The reason for implementing game mechanics needs to make sense

For example, Volkswagen’s SmileDrive didn’t appeal to participants because they didn’t understood how the inclusion of game elements enhanced their drive.

With the correct resources, it’s worth going the extra mile and incorporating more complex game elements, which require more time to develop

Some of the typical game mechanics (e.g. progression, leaderboards) that Nike+ employs appealed to our participants, but others were simply ignored. Zombies, Run! which is also a running application, creates an immersive story-driven application
instead. This results in more motivated users via a different technique.

Apply social elements in addition to game mechanics to further increase UX

Duolingo offers the ability to let friends follow you so they can keep track of your progress in a way similar to Twitter or Facebook. This instantly appeals to people, because they want their friends to know how they are doing.

Gamification elements should be used in the correct context and add something

In Toshl, the application’s focus is on personal finance; but distracting placement of various visuals meant users were unable to perform even basic but crucial tasks.

 

Detailed Report @ http://cache.usabilla.com/press/2014_03_Usabilla_UX_Report_Gamification.pdf

Data Vis Environmental, Yale School of Management

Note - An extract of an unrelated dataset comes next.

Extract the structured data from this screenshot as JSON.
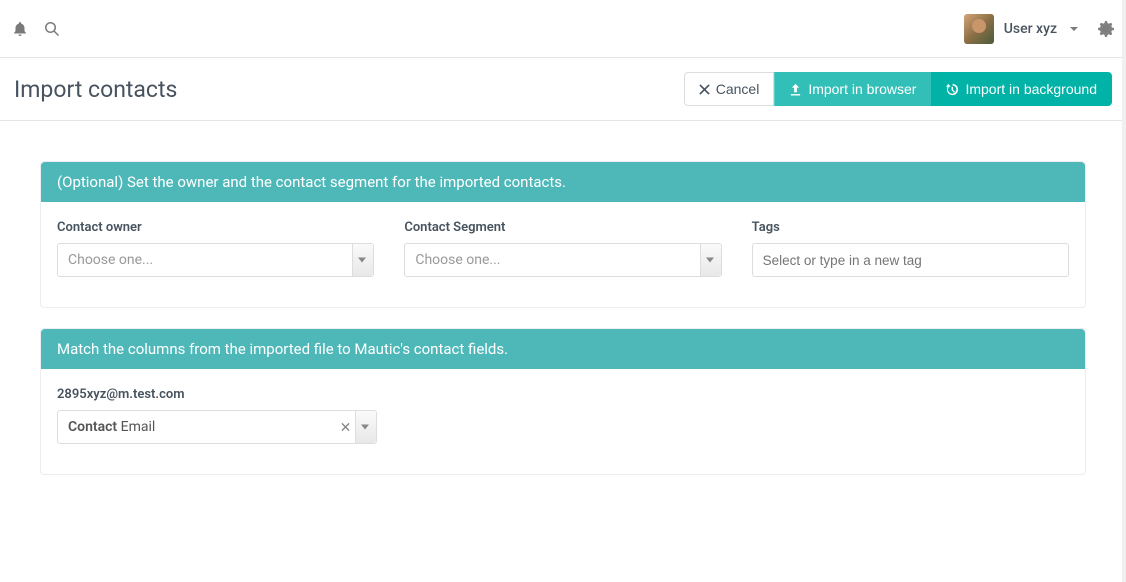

Opened in January 2014, the 242,000-square-foot, Norman Foster + Partners designed, Edward P. Evans Hall is the new home of the Yale School of Management (SoM). To create a lasting impression of the school’s presence and brand, and to easily communicate timely information, we created three floors of interactive media and digital signage for the students, faculty and visitors at the Yale School of Management. This narrow cast network displays real time information such as school-wide agendas, class and conference schedules, special announcements, insightful information and photography from students, staff and guest speakers as well as customized presentations and broadcast media.